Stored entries
*** Block opens ***

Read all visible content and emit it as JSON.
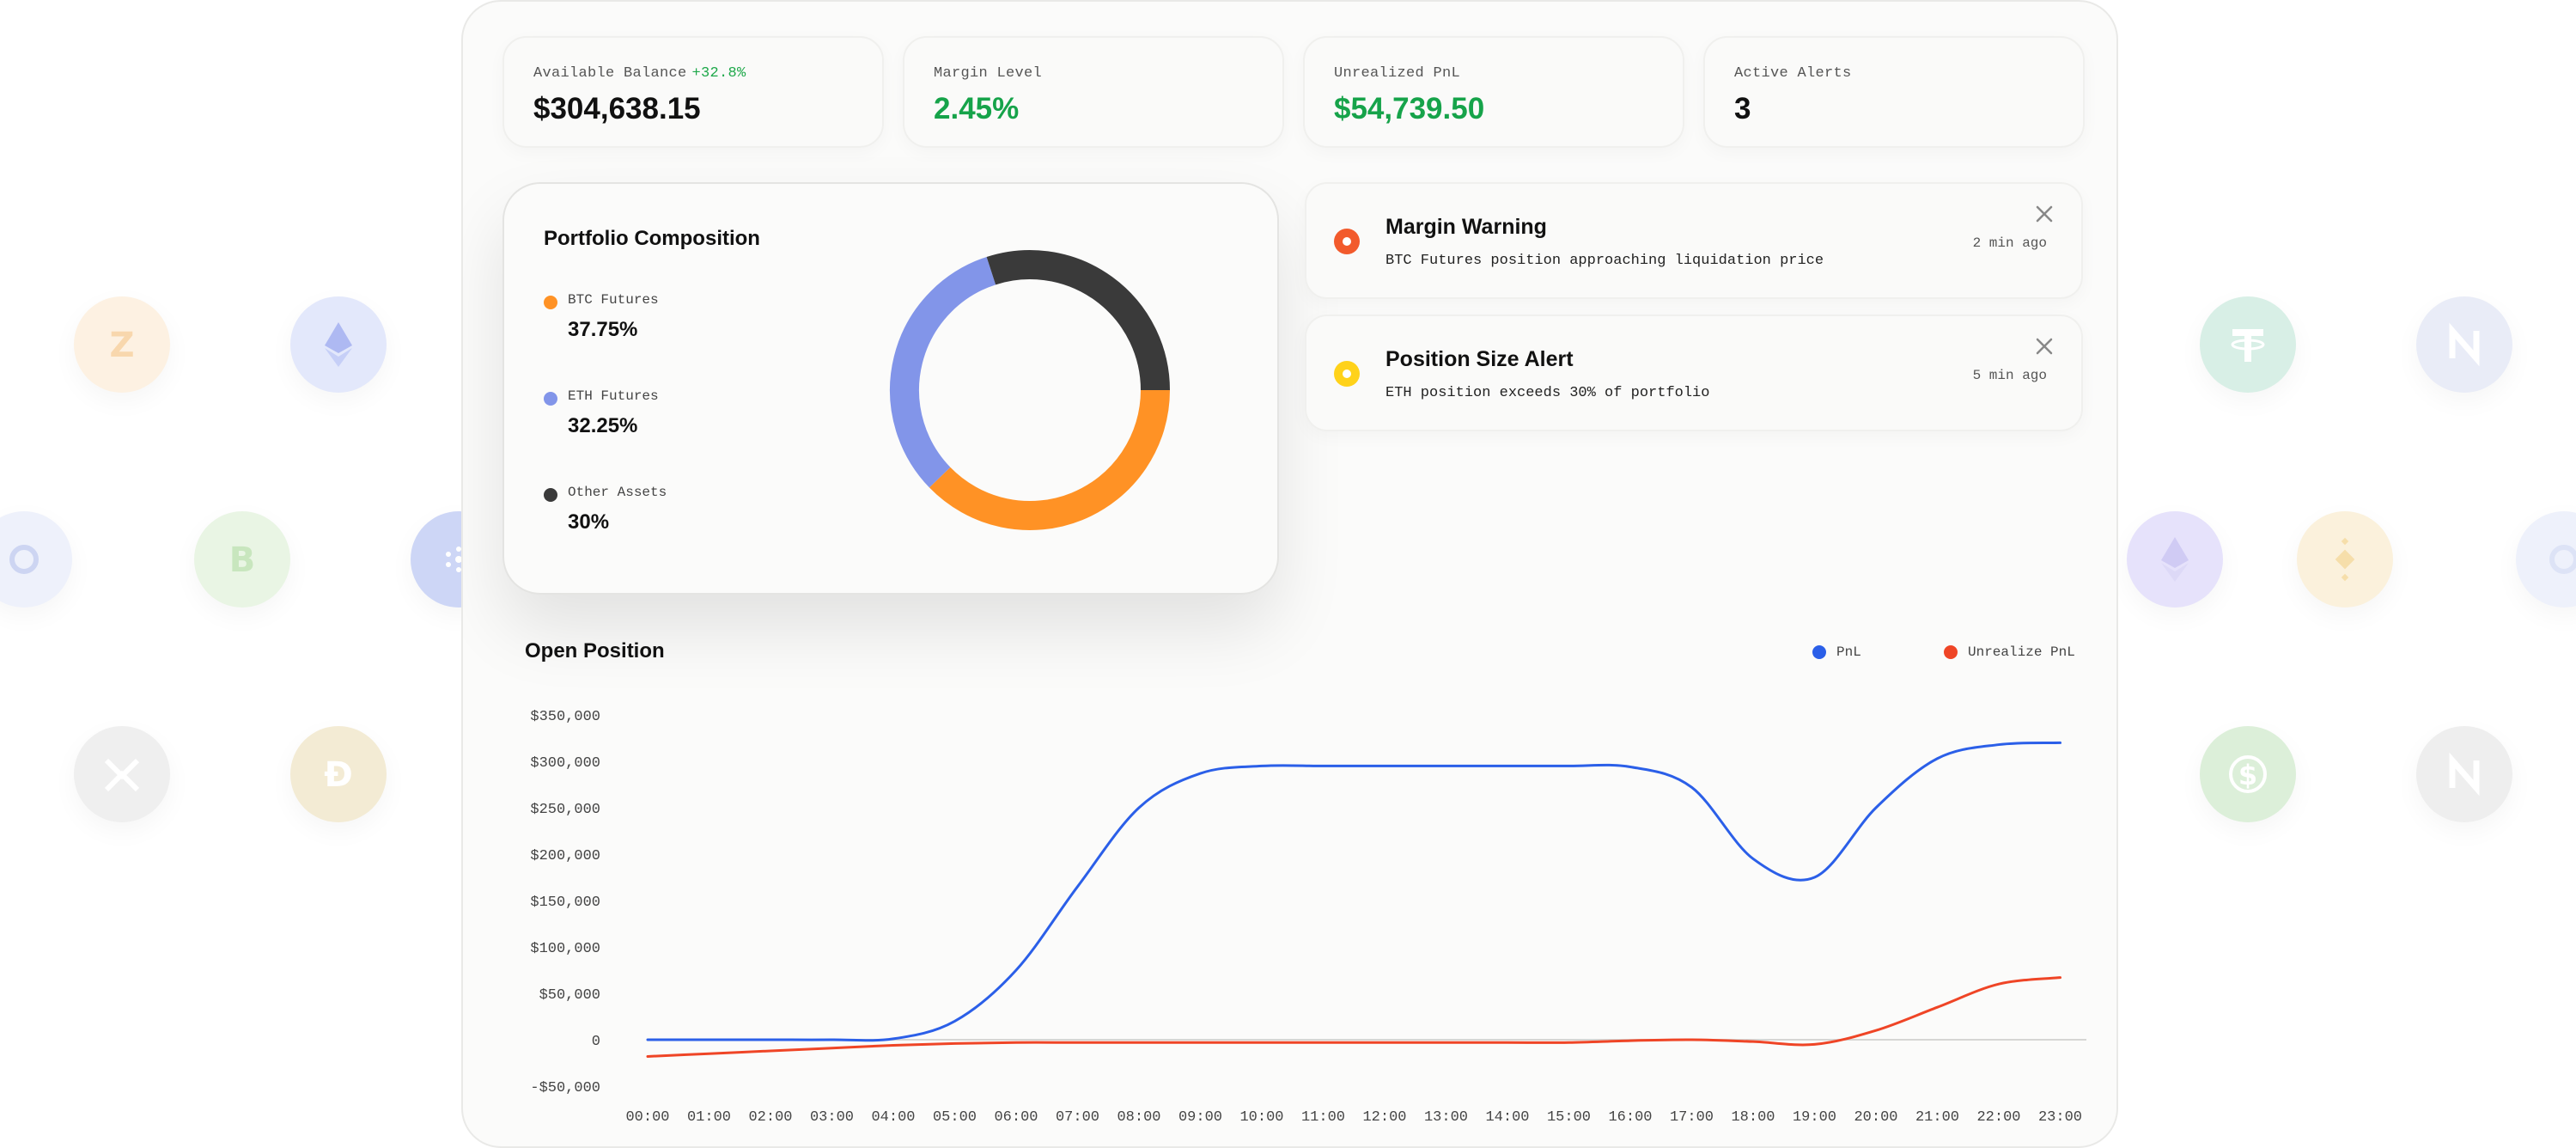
{
  "stats": [
    {
      "label": "Available Balance",
      "delta": "+32.8%",
      "value": "$304,638.15",
      "value_color": "#111111"
    },
    {
      "label": "Margin Level",
      "delta": "",
      "value": "2.45%",
      "value_color": "#16a34a"
    },
    {
      "label": "Unrealized PnL",
      "delta": "",
      "value": "$54,739.50",
      "value_color": "#16a34a"
    },
    {
      "label": "Active Alerts",
      "delta": "",
      "value": "3",
      "value_color": "#111111"
    }
  ],
  "composition": {
    "title": "Portfolio Composition",
    "items": [
      {
        "name": "BTC Futures",
        "value": "37.75%",
        "color": "#ff9225"
      },
      {
        "name": "ETH Futures",
        "value": "32.25%",
        "color": "#8295e9"
      },
      {
        "name": "Other Assets",
        "value": "30%",
        "color": "#3a3a3a"
      }
    ]
  },
  "alerts": [
    {
      "title": "Margin Warning",
      "description": "BTC Futures position approaching liquidation price",
      "time": "2 min ago",
      "color": "#f25a2c"
    },
    {
      "title": "Position Size Alert",
      "description": "ETH position exceeds 30% of portfolio",
      "time": "5 min ago",
      "color": "#ffd21a"
    }
  ],
  "chart_data": {
    "type": "line",
    "title": "Open Position",
    "x": [
      "00:00",
      "01:00",
      "02:00",
      "03:00",
      "04:00",
      "05:00",
      "06:00",
      "07:00",
      "08:00",
      "09:00",
      "10:00",
      "11:00",
      "12:00",
      "13:00",
      "14:00",
      "15:00",
      "16:00",
      "17:00",
      "18:00",
      "19:00",
      "20:00",
      "21:00",
      "22:00",
      "23:00"
    ],
    "yticks": [
      "$350,000",
      "$300,000",
      "$250,000",
      "$200,000",
      "$150,000",
      "$100,000",
      "$50,000",
      "0",
      "-$50,000"
    ],
    "ylim": [
      -50000,
      350000
    ],
    "series": [
      {
        "name": "PnL",
        "color": "#2b5fe8",
        "values": [
          0,
          0,
          0,
          0,
          1000,
          20000,
          75000,
          165000,
          250000,
          287000,
          295000,
          295000,
          295000,
          295000,
          295000,
          295000,
          294000,
          272000,
          195000,
          175000,
          250000,
          303000,
          318000,
          320000
        ]
      },
      {
        "name": "Unrealize PnL",
        "color": "#ef4526",
        "values": [
          -18000,
          -15000,
          -12000,
          -9000,
          -6000,
          -4000,
          -3000,
          -3000,
          -3000,
          -3000,
          -3000,
          -3000,
          -3000,
          -3000,
          -3000,
          -3000,
          -1000,
          0,
          -2000,
          -5000,
          10000,
          35000,
          60000,
          67000
        ]
      }
    ],
    "legend_position": "top-right",
    "grid": false
  }
}
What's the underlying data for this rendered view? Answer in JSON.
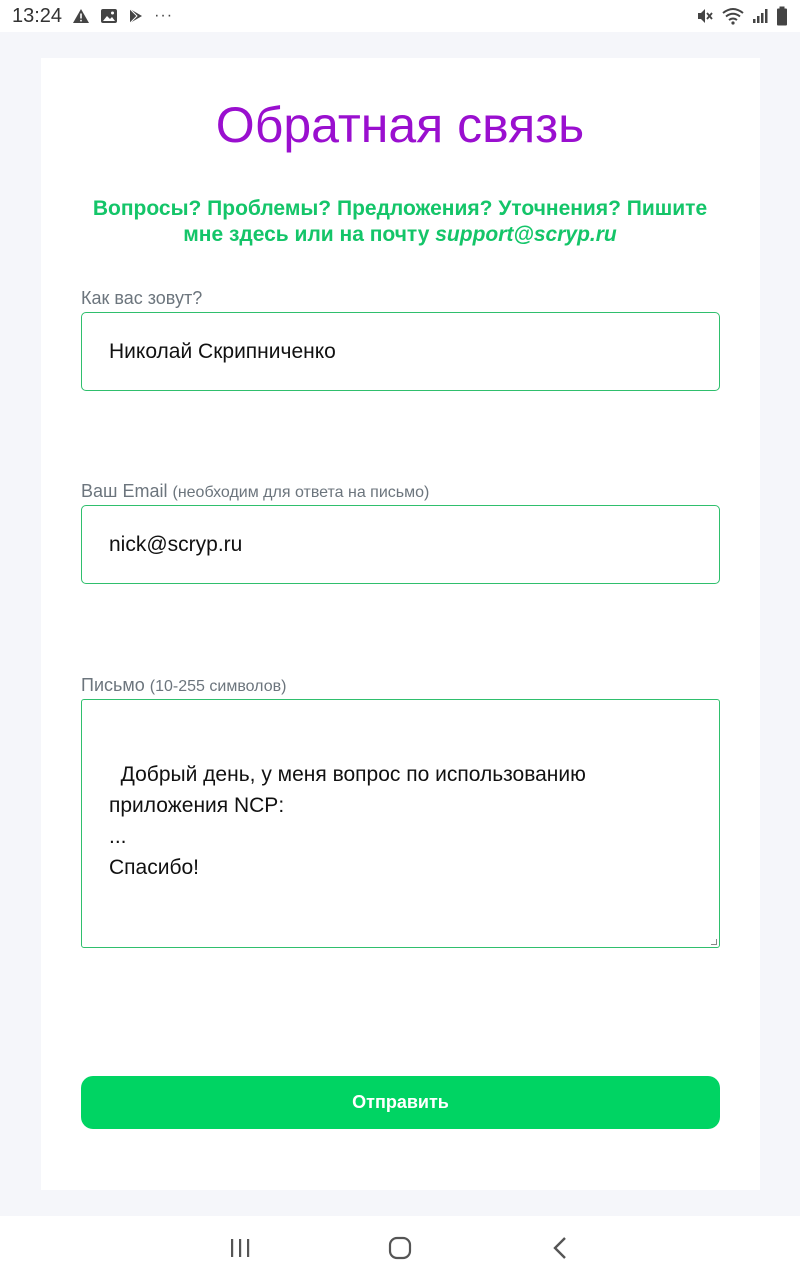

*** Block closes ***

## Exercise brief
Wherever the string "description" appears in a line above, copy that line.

## Written answer
      "description": "BTC Futures position approaching liquidation price",
      "description": "ETH position exceeds 30% of portfolio",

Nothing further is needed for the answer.